“There is Christmas spirit,” said Rick White, president of the East Hampton Kiwanis Club, after he received 40 trees deemed too small by East Hampton Village.
The trees will now be offered as part of the Kiwanis Club Christmas tree sale, which helps fund scholarships for local high school seniors, a holiday toy drive, and a donation to Katy’s Courage, among other causes.
“Trees are hard to get now,” he said. “Last year we sold out really quickly. The nice part about the trees the village donated is that they’re smaller trees. We also donate trees to local families and often, they like the smaller trees.”
The story of the donation began last week, when the village received four-foot trees from Fowler’s Garden Center in Southampton instead of the 8-to-10-foot trees it had ordered back in September.
“As soon as I found out the trees were shorter than expected,” said Rick Fowler, vice president of Fowler’s Garden Center, “I called the village and told them. They said, ‘We’ll take what you can give us.’ ”
However, after installing the trees and hearing from a couple of residents, Mayor Jerry Larsen decided the trees were just too small.
“Some of those trees shouldn’t have been cut down,” he said. “They weren’t keepers.”
Even though the village was a bit late in confirming its tree order — “We place our tree orders in August,” said Mr. Fowler. “I didn’t hear back from them until mid-September.” — he “got confirmation from our grower that we’d get the right size.”
“Normally growers start cutting their trees around Halloween, but Canada had an extremely dry summer and it’s been unseasonably warm. If they cut them when it’s too warm, they die. So, they didn’t know until they went out into the plantation — and these plantations are huge — that they’d be short.”
“Considering it was so late, the grower took the liberty of swapping the smaller trees onto the order. They didn’t even call me. The alternative is that we wouldn’t have received trees at all. It wasn’t until the night before the delivery, when I received my load confirmation, that we realized they sent us shorter trees,” Mr. Fowler said. He had already given the village a 23-percent discount for the shorter trees and had offered to swap out the smaller ones for taller trees of a more expensive variety for the same price.
“We don’t do this to make money. This is our way to give back to the community,” he said.
As an interesting side note, while we’ve all grown accustomed to supply chain issues brought on by Covid, Christmas trees supply issues go back a bit further. “The growing cycle for a Christmas tree is over 10 years. The shortage of trees now stems back to the recession from 2008. People had less money and didn’t buy as many trees, so Canadian growers started to plant corn instead of trees, and we’re feeling the effects of that now,” said Mr. Fowler.
“We’ve had a great relationship with the village.

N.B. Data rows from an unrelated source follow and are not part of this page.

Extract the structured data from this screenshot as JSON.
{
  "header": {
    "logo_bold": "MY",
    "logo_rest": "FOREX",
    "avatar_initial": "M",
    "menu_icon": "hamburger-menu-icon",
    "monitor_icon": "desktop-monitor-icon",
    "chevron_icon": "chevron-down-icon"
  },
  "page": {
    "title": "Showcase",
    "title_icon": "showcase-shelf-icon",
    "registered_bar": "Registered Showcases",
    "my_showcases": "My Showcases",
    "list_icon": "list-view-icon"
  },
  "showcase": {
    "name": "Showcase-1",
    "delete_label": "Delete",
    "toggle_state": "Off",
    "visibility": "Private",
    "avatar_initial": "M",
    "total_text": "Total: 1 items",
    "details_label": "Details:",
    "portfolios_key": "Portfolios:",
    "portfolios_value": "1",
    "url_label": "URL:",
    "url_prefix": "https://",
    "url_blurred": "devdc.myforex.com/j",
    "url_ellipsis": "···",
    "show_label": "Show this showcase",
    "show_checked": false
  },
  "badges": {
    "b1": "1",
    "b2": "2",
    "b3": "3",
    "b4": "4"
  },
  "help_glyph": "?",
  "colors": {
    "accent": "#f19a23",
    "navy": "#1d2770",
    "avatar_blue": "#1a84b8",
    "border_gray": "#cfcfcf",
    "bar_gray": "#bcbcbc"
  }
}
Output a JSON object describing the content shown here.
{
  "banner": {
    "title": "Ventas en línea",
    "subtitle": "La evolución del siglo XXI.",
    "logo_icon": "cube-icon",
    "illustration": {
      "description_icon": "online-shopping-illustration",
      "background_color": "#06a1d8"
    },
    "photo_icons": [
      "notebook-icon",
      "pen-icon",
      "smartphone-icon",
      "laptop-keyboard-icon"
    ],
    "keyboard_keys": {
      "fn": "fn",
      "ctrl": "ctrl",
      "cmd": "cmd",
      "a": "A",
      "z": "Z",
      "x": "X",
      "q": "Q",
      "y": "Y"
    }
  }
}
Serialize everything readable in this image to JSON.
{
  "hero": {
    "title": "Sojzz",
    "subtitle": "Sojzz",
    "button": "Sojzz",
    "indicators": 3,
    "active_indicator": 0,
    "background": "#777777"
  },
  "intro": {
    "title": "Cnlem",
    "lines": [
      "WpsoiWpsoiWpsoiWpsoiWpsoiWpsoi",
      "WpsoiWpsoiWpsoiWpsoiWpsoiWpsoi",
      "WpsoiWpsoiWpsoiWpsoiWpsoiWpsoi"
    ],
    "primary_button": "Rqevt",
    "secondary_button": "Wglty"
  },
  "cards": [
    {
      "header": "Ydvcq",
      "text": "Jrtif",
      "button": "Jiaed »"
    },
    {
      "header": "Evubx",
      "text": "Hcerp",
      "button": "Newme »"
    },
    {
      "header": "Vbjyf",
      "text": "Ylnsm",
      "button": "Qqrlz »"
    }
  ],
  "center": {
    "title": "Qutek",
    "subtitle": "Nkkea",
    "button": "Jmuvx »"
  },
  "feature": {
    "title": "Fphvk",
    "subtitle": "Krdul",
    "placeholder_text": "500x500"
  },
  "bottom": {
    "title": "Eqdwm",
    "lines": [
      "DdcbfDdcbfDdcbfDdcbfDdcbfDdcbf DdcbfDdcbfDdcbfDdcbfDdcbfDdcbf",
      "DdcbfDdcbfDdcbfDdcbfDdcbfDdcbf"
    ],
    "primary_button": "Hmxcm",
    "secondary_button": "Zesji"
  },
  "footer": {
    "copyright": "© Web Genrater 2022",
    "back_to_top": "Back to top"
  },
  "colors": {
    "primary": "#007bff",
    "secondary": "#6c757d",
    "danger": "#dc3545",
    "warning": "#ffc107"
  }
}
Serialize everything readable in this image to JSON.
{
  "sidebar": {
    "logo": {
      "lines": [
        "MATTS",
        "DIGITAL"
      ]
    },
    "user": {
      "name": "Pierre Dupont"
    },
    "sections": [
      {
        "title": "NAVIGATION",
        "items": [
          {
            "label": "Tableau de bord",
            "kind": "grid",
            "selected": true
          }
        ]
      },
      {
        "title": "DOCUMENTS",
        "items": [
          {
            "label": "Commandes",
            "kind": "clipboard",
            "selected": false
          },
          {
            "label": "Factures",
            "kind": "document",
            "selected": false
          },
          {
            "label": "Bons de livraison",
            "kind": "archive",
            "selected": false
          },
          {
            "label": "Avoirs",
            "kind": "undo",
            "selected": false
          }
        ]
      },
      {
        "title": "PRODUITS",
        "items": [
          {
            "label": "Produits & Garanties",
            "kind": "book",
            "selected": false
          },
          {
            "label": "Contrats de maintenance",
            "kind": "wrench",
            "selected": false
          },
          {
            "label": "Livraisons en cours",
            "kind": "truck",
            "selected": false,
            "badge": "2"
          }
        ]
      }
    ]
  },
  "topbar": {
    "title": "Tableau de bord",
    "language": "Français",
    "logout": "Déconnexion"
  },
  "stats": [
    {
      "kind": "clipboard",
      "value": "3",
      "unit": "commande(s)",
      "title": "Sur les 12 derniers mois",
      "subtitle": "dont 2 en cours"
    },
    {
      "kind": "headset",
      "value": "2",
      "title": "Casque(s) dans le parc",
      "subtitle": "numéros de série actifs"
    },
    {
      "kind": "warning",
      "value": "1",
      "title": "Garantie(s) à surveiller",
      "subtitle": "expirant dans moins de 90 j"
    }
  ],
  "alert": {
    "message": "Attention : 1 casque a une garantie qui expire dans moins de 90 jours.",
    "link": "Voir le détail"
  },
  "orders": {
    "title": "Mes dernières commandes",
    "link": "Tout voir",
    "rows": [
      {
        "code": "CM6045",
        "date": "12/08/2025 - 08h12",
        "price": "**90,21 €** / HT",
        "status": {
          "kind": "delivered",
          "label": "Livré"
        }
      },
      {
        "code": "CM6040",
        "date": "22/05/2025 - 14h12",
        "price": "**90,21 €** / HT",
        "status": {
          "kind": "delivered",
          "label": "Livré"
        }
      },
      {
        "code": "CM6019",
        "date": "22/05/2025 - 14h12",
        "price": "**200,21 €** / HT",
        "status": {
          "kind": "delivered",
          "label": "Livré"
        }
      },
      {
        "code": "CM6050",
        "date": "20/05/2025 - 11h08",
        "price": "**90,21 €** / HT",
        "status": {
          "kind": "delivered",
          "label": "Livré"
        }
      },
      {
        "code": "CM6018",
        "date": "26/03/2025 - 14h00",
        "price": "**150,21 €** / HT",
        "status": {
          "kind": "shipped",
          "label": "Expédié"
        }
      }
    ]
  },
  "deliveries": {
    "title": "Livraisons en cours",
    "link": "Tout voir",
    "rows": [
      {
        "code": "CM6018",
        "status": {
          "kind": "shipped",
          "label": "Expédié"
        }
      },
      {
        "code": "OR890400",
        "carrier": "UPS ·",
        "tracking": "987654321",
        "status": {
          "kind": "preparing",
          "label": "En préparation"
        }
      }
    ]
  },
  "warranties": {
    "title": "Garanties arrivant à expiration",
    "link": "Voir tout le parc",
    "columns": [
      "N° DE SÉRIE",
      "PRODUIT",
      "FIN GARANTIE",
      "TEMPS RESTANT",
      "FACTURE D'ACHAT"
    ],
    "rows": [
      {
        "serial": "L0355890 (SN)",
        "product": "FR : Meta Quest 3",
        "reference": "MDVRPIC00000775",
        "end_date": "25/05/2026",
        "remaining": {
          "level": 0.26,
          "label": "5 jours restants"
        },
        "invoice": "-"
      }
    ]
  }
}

We were just as surprised by the shorter trees,” he said this week. “It’s not like there was a bait and switch.”
Nonetheless, with Santa arriving for his annual parade down Main Street and Newtown Lane on Saturday at 11 and a Prada-sponsored tree lighting at the Hook Mill scheduled the same day at 4:30 p.m., village officials felt they needed to act.
“We replaced the four-footers with more suitable trees,” said Dave Collins, who is entering his fourth winter as the village’s superintendent of public works.
On Monday, employees from the Department of Public Works visited Home Depot in Riverhead and, with $2,500 from the East Hampton Village Foundation, bought over 40 new Christmas trees. “Home Depot worked with us on the price,” said Bradford Billet, the director of the foundation. On Tuesday, the new trees went up, and the 40 shorter trees were sent to the American Legion in Amagansett for the Kiwanis Club sale.
“I’m glad it worked out for everyone in the end. We’re especially happy the trees can go to a good cause,” Mr. Fowler said. Not all of Fowler’s trees were donated. The village kept about 10 of the larger ones.
“Fowler’s has been a great vendor for us. We buy landscaping material, seed, and tools from them. But traditionally for the holidays, we get big, beautiful trees. Our normal street tree is 8 to 10 feet tall,” said Mr. Collins.
Tree prices started going up during the pandemic. That pushed Buckley’s, the normal supplier for the village’s trees, over the top of the purchasing limit, triggering a village law that required Mr. Collins to solicit bids from other vendors.
“There are companies that give us bids based on delivering a product. The product we ordered just wasn’t delivered this year and that created an issue. We have to look out for the taxpayer. This is the second year in a row we’ve received shorties and this year was worse than last. There are other local companies competing for this business and it’s not fair to them when another vendor wins the bid but then can’t supply the product. That was the main issue,” he said.
Mr. White said the Kiwanis Club sale will open after the parade on Saturday, at 1 p.m. After the village donation, the club has close to 300 trees to sell this year. “We have lots of members in the parade,” he said. “We bring Santa Claus.”
This year, at least, by a circuitous route, it seems Santa Claus got to them first.